Early detection of cancer helps in treating cancer effectively. Breast, cervical and endometrial cancers can be detected at an early stage through cancer screening (breast self-examination, clinical breast examination, mammography, Pap test, HPV test) tests. If you are a woman, you must know about all these tests.
Routine breast examination by women themselves and clinical breast exams help in detecting breast cancer early for an effective treatment. During breast self-examination, if you notice any unusual lump, change in the size and shape of the breast, breast skin, breast pain or changes in the appearance of breast and nipple, you must get yourself checked by a breast oncologist as early as possible.
Women age above 45 years should undergo breast cancer screening. Mammograms help in detecting breast cancers early even if there are no apparent symptoms especially during the early stages of breast cancer. Women over age 50 to 75 should consult their oncologists about the risk and about when they should undergo breast cancer screening.
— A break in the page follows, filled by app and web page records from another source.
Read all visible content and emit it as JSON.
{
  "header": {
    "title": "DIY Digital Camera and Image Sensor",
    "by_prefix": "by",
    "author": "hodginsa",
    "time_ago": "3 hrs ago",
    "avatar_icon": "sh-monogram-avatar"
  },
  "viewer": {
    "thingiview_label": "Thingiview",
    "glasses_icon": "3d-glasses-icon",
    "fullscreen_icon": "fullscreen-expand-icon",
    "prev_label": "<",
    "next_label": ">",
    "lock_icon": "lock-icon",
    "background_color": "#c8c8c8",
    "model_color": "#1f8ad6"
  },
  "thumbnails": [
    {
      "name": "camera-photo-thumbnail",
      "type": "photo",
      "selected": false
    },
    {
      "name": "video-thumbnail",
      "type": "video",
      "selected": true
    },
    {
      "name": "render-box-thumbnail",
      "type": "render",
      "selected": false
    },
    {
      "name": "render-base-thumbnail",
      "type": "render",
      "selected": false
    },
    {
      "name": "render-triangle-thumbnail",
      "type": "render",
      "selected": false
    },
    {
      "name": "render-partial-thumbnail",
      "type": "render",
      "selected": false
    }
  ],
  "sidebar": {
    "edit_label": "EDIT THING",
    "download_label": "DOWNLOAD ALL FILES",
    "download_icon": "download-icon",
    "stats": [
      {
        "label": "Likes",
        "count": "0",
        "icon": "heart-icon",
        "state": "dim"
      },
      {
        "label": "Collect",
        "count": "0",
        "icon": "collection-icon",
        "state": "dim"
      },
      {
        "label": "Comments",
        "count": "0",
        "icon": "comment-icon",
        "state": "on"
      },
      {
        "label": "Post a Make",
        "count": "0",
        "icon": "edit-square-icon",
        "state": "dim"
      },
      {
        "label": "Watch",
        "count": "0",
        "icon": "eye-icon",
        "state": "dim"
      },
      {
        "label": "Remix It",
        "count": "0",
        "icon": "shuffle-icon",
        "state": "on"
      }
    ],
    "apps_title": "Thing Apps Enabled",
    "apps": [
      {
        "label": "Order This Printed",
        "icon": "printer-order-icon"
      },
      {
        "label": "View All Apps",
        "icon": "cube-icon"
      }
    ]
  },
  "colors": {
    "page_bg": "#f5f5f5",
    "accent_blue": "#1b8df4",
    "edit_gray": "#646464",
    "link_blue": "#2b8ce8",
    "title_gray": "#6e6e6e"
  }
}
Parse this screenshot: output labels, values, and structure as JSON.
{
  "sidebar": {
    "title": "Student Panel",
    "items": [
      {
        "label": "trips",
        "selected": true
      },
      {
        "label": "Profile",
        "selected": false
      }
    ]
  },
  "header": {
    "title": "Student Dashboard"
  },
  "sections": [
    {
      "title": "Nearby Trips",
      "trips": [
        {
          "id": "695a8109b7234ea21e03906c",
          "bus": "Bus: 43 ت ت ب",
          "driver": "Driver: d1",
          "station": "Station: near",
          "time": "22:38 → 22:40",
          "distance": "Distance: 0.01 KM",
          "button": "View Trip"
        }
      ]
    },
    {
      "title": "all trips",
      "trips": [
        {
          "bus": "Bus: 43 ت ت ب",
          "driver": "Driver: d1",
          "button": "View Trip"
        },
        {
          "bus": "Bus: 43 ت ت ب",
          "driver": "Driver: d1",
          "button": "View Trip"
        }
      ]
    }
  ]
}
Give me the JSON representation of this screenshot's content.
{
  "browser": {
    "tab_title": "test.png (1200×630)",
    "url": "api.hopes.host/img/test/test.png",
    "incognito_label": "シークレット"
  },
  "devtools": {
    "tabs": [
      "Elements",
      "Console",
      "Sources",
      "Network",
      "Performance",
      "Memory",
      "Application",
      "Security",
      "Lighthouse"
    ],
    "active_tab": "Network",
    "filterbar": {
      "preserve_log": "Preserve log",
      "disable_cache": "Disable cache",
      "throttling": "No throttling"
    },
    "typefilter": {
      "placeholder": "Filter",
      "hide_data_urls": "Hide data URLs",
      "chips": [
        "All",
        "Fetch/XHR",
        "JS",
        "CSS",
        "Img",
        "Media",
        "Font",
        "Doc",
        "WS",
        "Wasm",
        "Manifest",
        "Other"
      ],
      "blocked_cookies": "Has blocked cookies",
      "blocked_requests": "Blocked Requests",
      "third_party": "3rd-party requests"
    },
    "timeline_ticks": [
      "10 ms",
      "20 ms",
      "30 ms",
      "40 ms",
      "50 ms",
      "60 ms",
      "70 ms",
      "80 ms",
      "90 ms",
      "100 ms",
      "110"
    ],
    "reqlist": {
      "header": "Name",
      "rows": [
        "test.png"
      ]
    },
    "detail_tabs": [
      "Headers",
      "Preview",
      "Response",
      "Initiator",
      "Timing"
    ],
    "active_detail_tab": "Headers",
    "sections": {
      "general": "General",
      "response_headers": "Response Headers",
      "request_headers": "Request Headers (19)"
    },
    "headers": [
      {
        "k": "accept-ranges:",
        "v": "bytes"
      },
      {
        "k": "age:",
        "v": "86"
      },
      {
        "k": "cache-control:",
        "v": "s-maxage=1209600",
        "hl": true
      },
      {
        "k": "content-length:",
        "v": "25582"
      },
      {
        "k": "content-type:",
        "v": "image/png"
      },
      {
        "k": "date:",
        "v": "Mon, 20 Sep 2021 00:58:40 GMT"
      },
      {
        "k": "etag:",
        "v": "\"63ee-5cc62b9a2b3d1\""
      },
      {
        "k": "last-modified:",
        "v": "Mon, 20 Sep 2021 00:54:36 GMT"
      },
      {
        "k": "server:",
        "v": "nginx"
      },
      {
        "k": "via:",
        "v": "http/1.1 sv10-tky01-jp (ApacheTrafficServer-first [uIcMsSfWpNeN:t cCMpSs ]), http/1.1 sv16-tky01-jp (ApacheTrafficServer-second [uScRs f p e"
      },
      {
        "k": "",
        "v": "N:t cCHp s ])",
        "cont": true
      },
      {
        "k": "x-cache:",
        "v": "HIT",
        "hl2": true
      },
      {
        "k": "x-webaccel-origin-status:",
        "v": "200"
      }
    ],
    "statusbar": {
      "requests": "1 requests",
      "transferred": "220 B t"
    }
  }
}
Breast cancer screening also involves another imaging test: breast MRI. It is recommended for those women who are at risk of developing breast cancer due to the presence of mutated genes: BRCA1 and BRCA2 gene. Women who carry these genes are at an increased risk of developing ovarian cancer as well.
Though it is not a regular cancer screening test, it is helpful in evaluating the recurrence of ovarian cancer in women who have had ovarian cancer previously. If an oncologist or gynaec oncologist suspects ovarian cancer based on the symptoms, she may recommend this test along with other tests. Transvaginal ultrasound and CA-125 test may be ordered together to try to detect ovarian cancer, particularly in women who are at risk due to strong family history or personal history of ovarian cancer.
Some women have a strong family history of ovarian cancer. They carry BRCA1 and BRCA2 genes that are mutated. Owing to which, their risk increases manifolds. Some women have a condition called Lynch syndrome. Transvaginal ultrasound is recommended in such women owing to their risk of ovarian or endometrial cancers.
Cervical Cancer Screening
The lower part of the uterus is known as cervix – the cells that line the cervix may become abnormal and grow into cancerous cells. Cancerous cells grow and develop into cervical cancer. Gynaec-oncologist recommends Pap test to detect cervical cancer before cancer can become aggressive and cause life-threatening consequences. In a typical Pap test, a woman lies on a table with legs resting on the table stretching a bit wider, the doctor widens the vagina with the help of a tool called speculum and then uses another special brush or scraper to remove some cells from the cervix. The woman undergoing this test may feel somewhat discomfort, but the test is very important for the detection of cervical cancer early. The cells are sent to the diagnostic lab for testing cancer. Pap test is usually recommended for women age between 21 to 65 years. It is done alone or in combination with HPV testing. Both these tests are used for the early detection and prevention of cervical cancer. With the help of both these tests, abnormal cells can be found and treated before they turn into cancer.
Pap test may be recommended every three years – and also ordered along with the HPV. Both tests together may be recommended after every 3 to 5 years. However, the best person to decide the frequency and strategy of these test is the gynaecologist or surgical oncologist based on a woman’s medical history, age and other risk factors.